Fremantle ponders expansion options

These are 1) an island design about 1 km offshore and linked by an open spanned bridge to an extension of Rowley Road, north of the Alcoa refinery; and 2) a partially land-backed facility located just south of Alcoa that would include reclamation of the foreshore and an island component with a freight link via Anketell Road.

Both options are smaller than those previously proposed, with a final annual capacity of 1.4m containers, compared with 2.1m. Each is estimated to cost A$1.3bn, including new road and rail links.

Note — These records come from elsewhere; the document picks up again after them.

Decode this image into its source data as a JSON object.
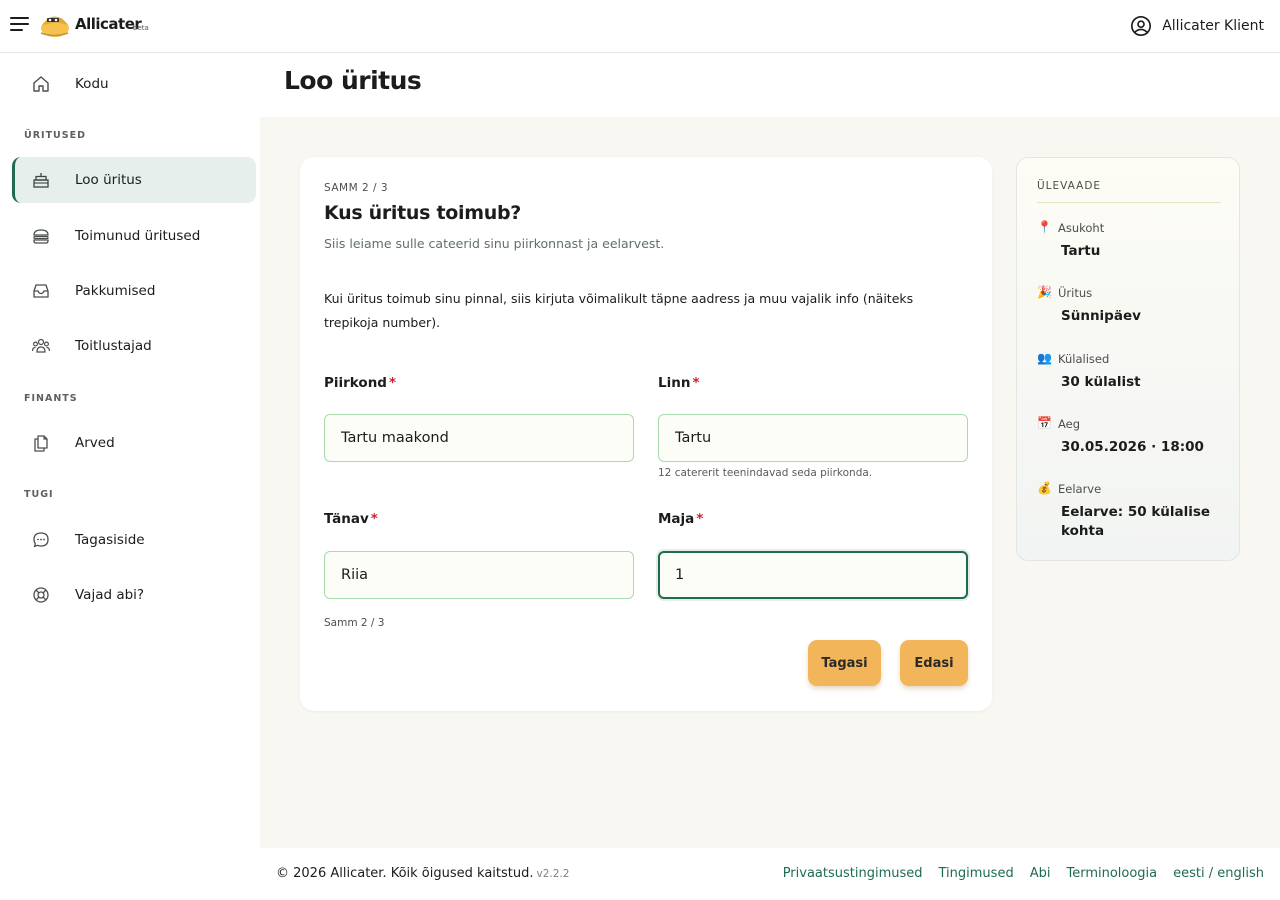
{
  "brand": {
    "name": "Allicater",
    "tag": "beta"
  },
  "user": {
    "name": "Allicater Klient"
  },
  "sidebar": {
    "home": {
      "label": "Kodu",
      "icon": "home-icon"
    },
    "sections": {
      "events": "ÜRITUSED",
      "finance": "FINANTS",
      "support": "TUGI"
    },
    "items": [
      {
        "label": "Loo üritus",
        "icon": "cake-icon",
        "active": true
      },
      {
        "label": "Toimunud üritused",
        "icon": "burger-icon"
      },
      {
        "label": "Pakkumised",
        "icon": "inbox-icon"
      },
      {
        "label": "Toitlustajad",
        "icon": "people-icon"
      },
      {
        "label": "Arved",
        "icon": "documents-icon"
      },
      {
        "label": "Tagasiside",
        "icon": "chat-bubble-icon"
      },
      {
        "label": "Vajad abi?",
        "icon": "lifebuoy-icon"
      }
    ]
  },
  "page": {
    "title": "Loo üritus"
  },
  "form": {
    "step_top": "SAMM 2 / 3",
    "title": "Kus üritus toimub?",
    "subtitle": "Siis leiame sulle cateerid sinu piirkonnast ja eelarvest.",
    "info": "Kui üritus toimub sinu pinnal, siis kirjuta võimalikult täpne aadress ja muu vajalik info (näiteks trepikoja number).",
    "required_mark": "*",
    "fields": {
      "county": {
        "label": "Piirkond",
        "value": "Tartu maakond"
      },
      "city": {
        "label": "Linn",
        "value": "Tartu",
        "hint": "12 catererit teenindavad seda piirkonda."
      },
      "street": {
        "label": "Tänav",
        "value": "Riia"
      },
      "house": {
        "label": "Maja",
        "value": "1"
      }
    },
    "step_bottom": "Samm 2 / 3",
    "buttons": {
      "back": "Tagasi",
      "next": "Edasi"
    }
  },
  "overview": {
    "title": "ÜLEVAADE",
    "rows": [
      {
        "icon": "📍",
        "icon_name": "location-pin-icon",
        "label": "Asukoht",
        "value": "Tartu"
      },
      {
        "icon": "🎉",
        "icon_name": "party-popper-icon",
        "label": "Üritus",
        "value": "Sünnipäev"
      },
      {
        "icon": "👥",
        "icon_name": "guests-icon",
        "label": "Külalised",
        "value": "30 külalist"
      },
      {
        "icon": "📅",
        "icon_name": "calendar-icon",
        "label": "Aeg",
        "value": "30.05.2026 · 18:00"
      },
      {
        "icon": "💰",
        "icon_name": "money-bag-icon",
        "label": "Eelarve",
        "value": "Eelarve: 50 külalise kohta"
      }
    ]
  },
  "footer": {
    "copyright": "© 2026 Allicater. Kõik õigused kaitstud.",
    "version": "v2.2.2",
    "links": [
      "Privaatsustingimused",
      "Tingimused",
      "Abi",
      "Terminoloogia",
      "eesti / english"
    ]
  },
  "colors": {
    "accent": "#1e6b52",
    "button": "#f3b55a",
    "active_nav": "#e6efec",
    "required": "#d1202a",
    "content_bg": "#f8f7f2"
  }
}
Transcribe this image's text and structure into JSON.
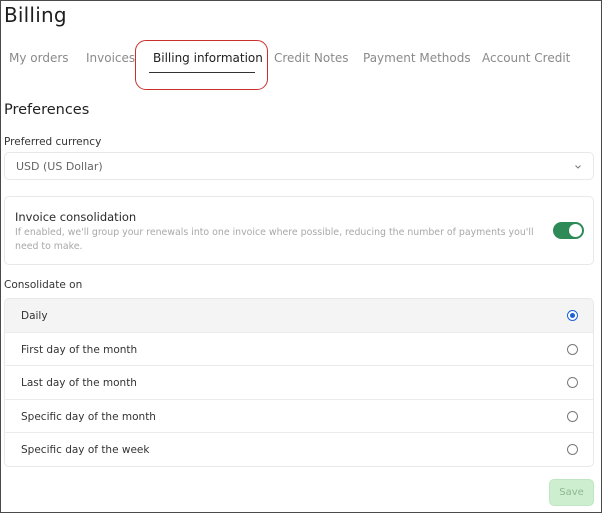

According to State Planning and Infrastructure Minister Alannah MacTiernan, additional berths will be needed to handle the overflow container trade when Fremantle’s Inner Harbour reached optimal capacity. “This is a project of immense economic importance to Western Australia, ensuring that our trade needs continue to be met,” she said.

Container trade at Fremantle has grown by almost 10% annually since the early 1990s and the average size of container ships has increased by about 65% over the past decade. Kwinana was selected as the location for overflow container and general cargo berths following more than 50 technical and planning studies over two decades. The new facilities need to be on the metropolitan coast, as 90% of the State’s container trade travels within 50 km of Fremantle itself.

“The selected options will now be subject to very detailed environmental, planning and economic studies in a full statutory planning and environmental approvals process,” Ms MacTiernan said. “We anticipate that the statutory approvals phase will take about two years, after which one of the options will be chosen. Community consultation, which has been underway since 2003, will continue to be an important part of these approvals processes.”

The overflow facilities are expected to come into their own once Fremantle’s Inner Harbour reaches capacity around 2015. In the meantime, another important initiative is the deepening of the Inner Harbour to cater for larger container ships. By 2020, almost two-thirds of container ships in Australian trade are expected to exceed 12.5 m in draught.

Major shipping lines have rated deepening of the Inner Harbour as one of the most important issues affecting the port, according to CEO Kerry Sanderson. Fremantle Ports is planning to deepen the channel to the Inner Harbour and container Berths 4 to 10 on North Quay. Fill from Inner Harbour deepening would be used to create additional land at Rous Head for port-related use, as set out in the Inner Harbour Port Development Plan.